LLM in Australia Part II

Reasons to study LLM in Australia

The most popular countries for an LLM study abroad are still the USA and Great Britain. However, a corresponding degree from Down Under no longer seems exotic and is highly regarded by employers. Because the quality of the study programs of Australian universities can easily rival those of North American and British universities. After all, the University of Melbourne ranks eighth worldwide in the field of law in the QS World University Ranking and offers a huge selection of modules that can be optimally tailored to your own interests.

But not only the University of Melbourne offers its international students excellent conditions in the field of research and teaching. Likewise, the La Trobe University can LLM program provide it upon her a long tradition in respect and provides interdisciplinary and globally relevant specializations including in the areas of Comparative Law, International Law and Global Business Law.

What all Australian universities have in common is the great variety of content in the programs, the excellent library equipment, the low number of participants and intensive support from tutors and lecturers. Anyone who decides to do their LLM in Australia will benefit from

  • consistently flexible programs
  • the close-knit support
  • the diversity of the course content offered
  • small course sizes and
  • the opportunity to deal intensively with the common law system.

Finally, from Australia, the German legal system can be viewed from a completely different perspective. By the way, you will optimize your English skills to a business fluent level. Because English is not only the worldwide commercial language spoken in large international corporations, but also the language of international law. Studying abroad at the other end of the world will not least impress your future employers: after all, it signals commitment, organizational skills and open-mindedness.

Requirements for an LLM degree in Australia

The admission requirements at Australian universities are quite moderate. In most cases, applicants only need to have passed the first state examination or Bachelor of Laws and have sufficient knowledge of English. Some universities require a minimum number of points for the first degree. It is best to inquire about this at the university of your choice. Applicants usually prove their language skills by means of a standardized language test such as the TOEFL or IELTS.

  • For more information about country of Australia and continent of Oceania, please visit thesciencetutor.

Costs and ways to finance an LLM in Australia

Australian universities are largely financed by tuition fees. International students pay between AUD 20,000 and AUD 52,000 for an LLM in Australia. Most programs are somewhere in the middle price range, between AUD 25,000 and AUD 35,000. If you add the cost of living, you get a not inconsiderable amount for the Master of Laws in Australia.
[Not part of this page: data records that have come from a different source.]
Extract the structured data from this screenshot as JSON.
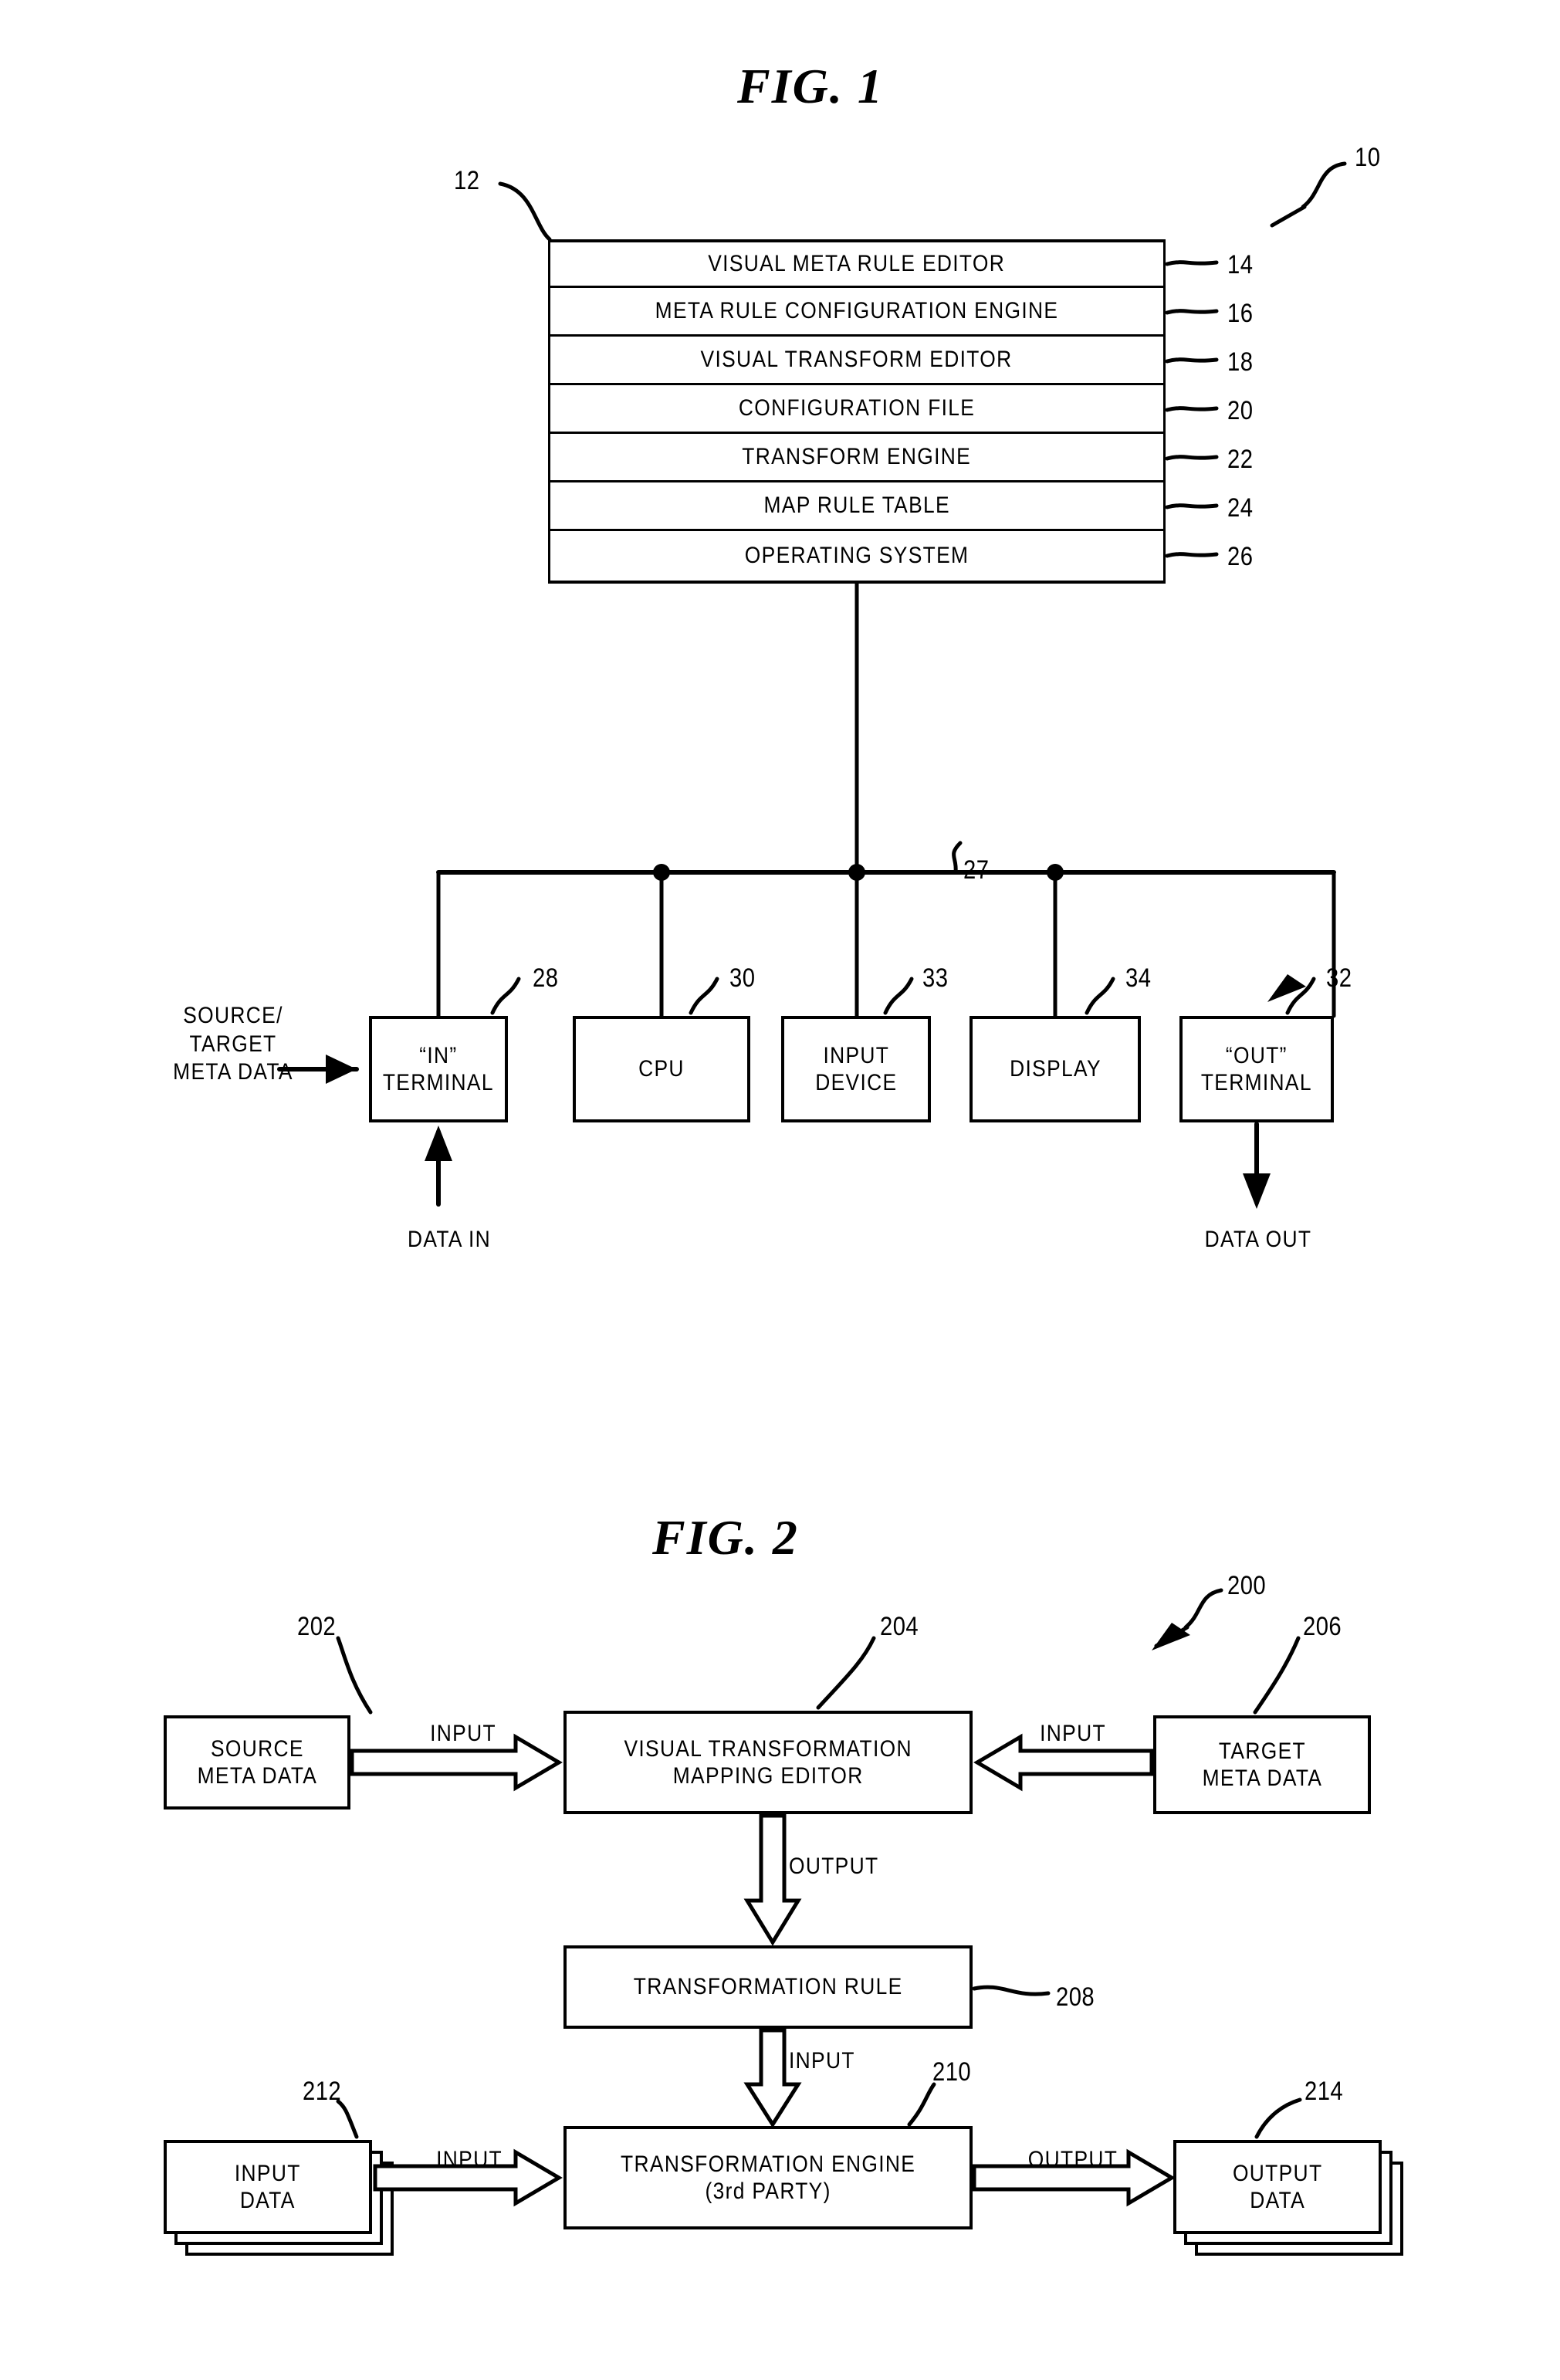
{
  "figures": [
    {
      "id": "fig1",
      "title": "FIG.  1",
      "system_ref": "10",
      "computer_ref": "12",
      "bus_ref": "27",
      "software_stack": [
        {
          "label": "VISUAL META RULE EDITOR",
          "ref": "14"
        },
        {
          "label": "META RULE CONFIGURATION ENGINE",
          "ref": "16"
        },
        {
          "label": "VISUAL TRANSFORM EDITOR",
          "ref": "18"
        },
        {
          "label": "CONFIGURATION FILE",
          "ref": "20"
        },
        {
          "label": "TRANSFORM ENGINE",
          "ref": "22"
        },
        {
          "label": "MAP RULE TABLE",
          "ref": "24"
        },
        {
          "label": "OPERATING SYSTEM",
          "ref": "26"
        }
      ],
      "hardware": [
        {
          "label": "“IN”\nTERMINAL",
          "ref": "28"
        },
        {
          "label": "CPU",
          "ref": "30"
        },
        {
          "label": "INPUT\nDEVICE",
          "ref": "33"
        },
        {
          "label": "DISPLAY",
          "ref": "34"
        },
        {
          "label": "“OUT”\nTERMINAL",
          "ref": "32"
        }
      ],
      "annotations": {
        "source_target": "SOURCE/\nTARGET\nMETA DATA",
        "data_in": "DATA IN",
        "data_out": "DATA OUT"
      }
    },
    {
      "id": "fig2",
      "title": "FIG.  2",
      "system_ref": "200",
      "nodes": [
        {
          "key": "source_meta",
          "label": "SOURCE\nMETA DATA",
          "ref": "202"
        },
        {
          "key": "editor",
          "label": "VISUAL TRANSFORMATION\nMAPPING EDITOR",
          "ref": "204"
        },
        {
          "key": "target_meta",
          "label": "TARGET\nMETA DATA",
          "ref": "206"
        },
        {
          "key": "rule",
          "label": "TRANSFORMATION RULE",
          "ref": "208"
        },
        {
          "key": "engine",
          "label": "TRANSFORMATION ENGINE\n(3rd PARTY)",
          "ref": "210"
        },
        {
          "key": "input_data",
          "label": "INPUT\nDATA",
          "ref": "212"
        },
        {
          "key": "output_data",
          "label": "OUTPUT\nDATA",
          "ref": "214"
        }
      ],
      "edge_labels": {
        "source_to_editor": "INPUT",
        "target_to_editor": "INPUT",
        "editor_to_rule": "OUTPUT",
        "rule_to_engine": "INPUT",
        "input_to_engine": "INPUT",
        "engine_to_output": "OUTPUT"
      }
    }
  ],
  "colors": {
    "ink": "#000000",
    "paper": "#ffffff"
  }
}
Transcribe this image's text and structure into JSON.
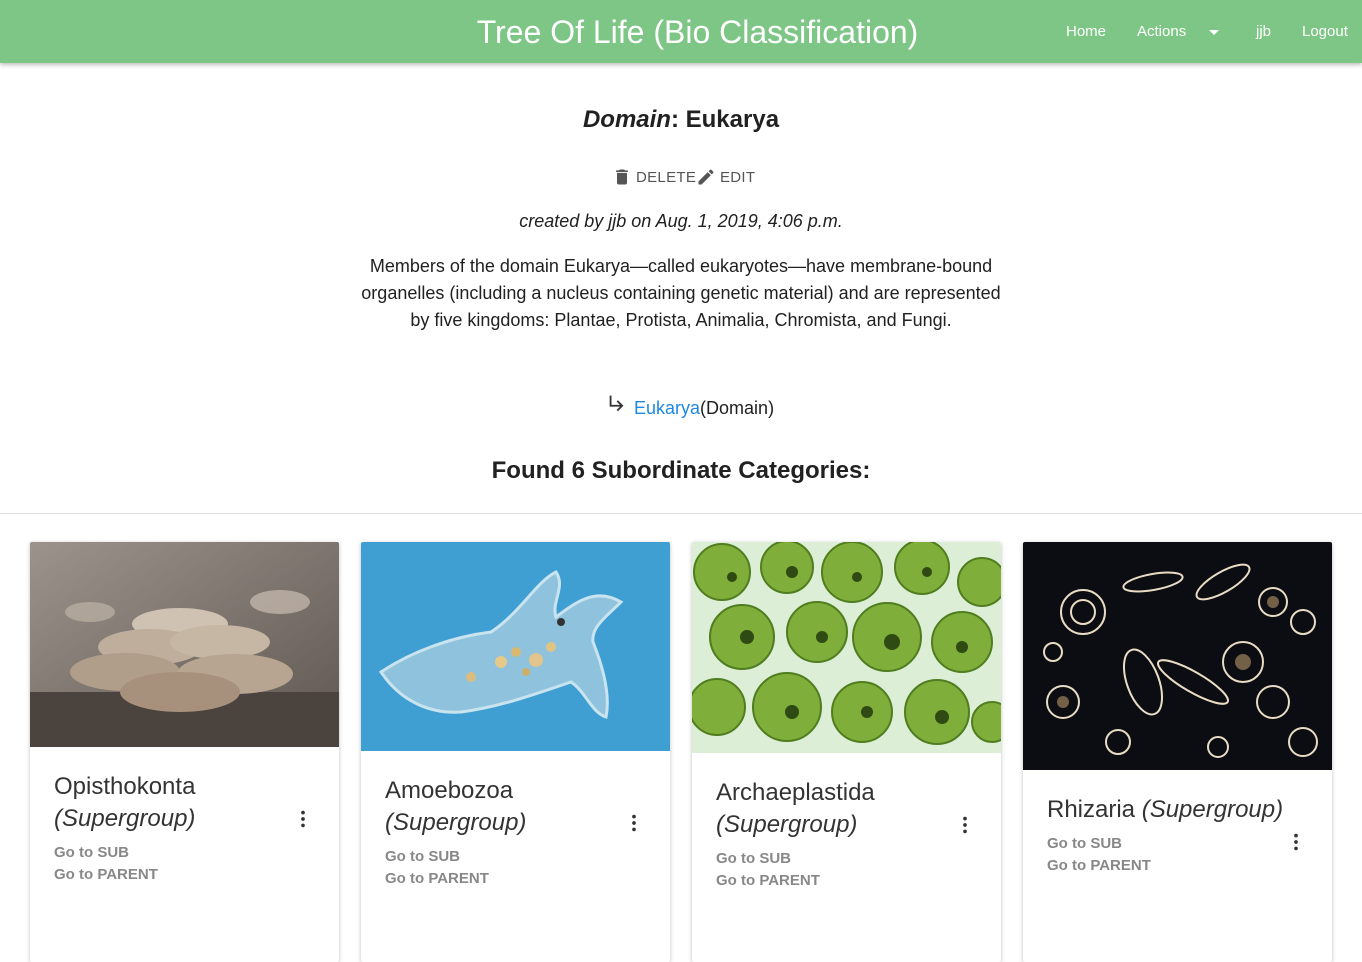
{
  "nav": {
    "brand": "Tree Of Life (Bio Classification)",
    "home": "Home",
    "actions": "Actions",
    "user": "jjb",
    "logout": "Logout",
    "color": "#7ec686"
  },
  "taxon": {
    "rank": "Domain",
    "sep": ":",
    "name": "Eukarya",
    "delete_label": "DELETE",
    "edit_label": "EDIT",
    "created": "created by jjb on Aug. 1, 2019, 4:06 p.m.",
    "description": "Members of the domain Eukarya—called eukaryotes—have membrane-bound organelles (including a nucleus containing genetic material) and are represented by five kingdoms: Plantae, Protista, Animalia, Chromista, and Fungi.",
    "lineage": {
      "icon": "subdirectory-arrow-icon",
      "link": "Eukarya",
      "rank": "(Domain)",
      "link_color": "#1e88e5"
    }
  },
  "subordinates": {
    "heading": "Found 6 Subordinate Categories:",
    "cards": [
      {
        "name": "Opisthokonta",
        "group": "(Supergroup)",
        "image": "oyster-mushrooms-photo",
        "sub_label": "Go to SUB",
        "parent_label": "Go to PARENT"
      },
      {
        "name": "Amoebozoa",
        "group": "(Supergroup)",
        "image": "amoeba-microscope-photo",
        "sub_label": "Go to SUB",
        "parent_label": "Go to PARENT"
      },
      {
        "name": "Archaeplastida",
        "group": "(Supergroup)",
        "image": "green-algae-cells-photo",
        "sub_label": "Go to SUB",
        "parent_label": "Go to PARENT"
      },
      {
        "name": "Rhizaria",
        "group": "(Supergroup)",
        "image": "foraminifera-shells-photo",
        "sub_label": "Go to SUB",
        "parent_label": "Go to PARENT"
      }
    ]
  }
}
Funding and financing options

Fortunately, however, there are several forms of financial assistance that make the LLM in Australia affordable. Students who perform particularly well should try to get hold of a scholarship. In Germany, these are mainly awarded by the DAAD or various organizations promoting the gifted. Australian universities also award scholarships to particularly promising graduate students.

The Australian government also presents the Endeavor Awards, which support particularly talented international students with up to AUD 15,000 per semester. Another way of making the LLM affordable in Australia is through low- interest education and student loans or education funds, such as the Brain Capitlal LLM Education Fund.

Visa and entry into Australia

As a German student, you need a visa to complete the LLM in Australia. You should apply for this in good time before the planned trip using the online form at the Department of Immigration and Citizenship. Among other things, you need a certificate of enrollment and proof of sufficient financial resources. In some cases, the Australian Embassy will ask for an examination by a contracted doctor. You can find more information about the Australian student visa here in the guide.

A foreign health insurance for Australia is also compulsory. Vaccinations for Australia are not required. In any case, it makes sense to visit a travel doctor a few weeks before departure to have the standard vaccination protection refreshed and, if necessary, to add further vaccinations.

Innovative Research Universities

The Innovative Research Universities (IRU) network has existed since 2003. All of the founding members were Australian universities that were founded in the 1960s and 1970s with a comprehensive research mandate. At the time these universities were founded, there were many innovations in the design and delivery of education. Together with the explicit research assignment, this is the reason why the university network bears the name “Innovative Research Universities”. Around 15 percent of students in Australia are enrolled in one of the network’s universities.

The composition of the Innovative Research Universities network has changed a little since it was founded. A founding member left the association, other universities joined him after 2003. The following universities are currently part of the Innovative Research Universities:

  • Charles Darwin University
  • Griffith University
  • James Cook University
  • La Trobe University
  • Murdoch University

Goals of the Innovative Research Universities

The university association Innovative Research Universities pursues the goal of increasing the already high quality of the universities. The IRU try to influence the policy of the Australian government for the higher education sector in a positive way. In addition, the Innovative Research Universities want to create opportunities for students and other interest groups through collaborations and partnerships. Various projects at the IRU focus, among other things, on further developing research strengths and improving teaching quality.

LLM in Australia Part II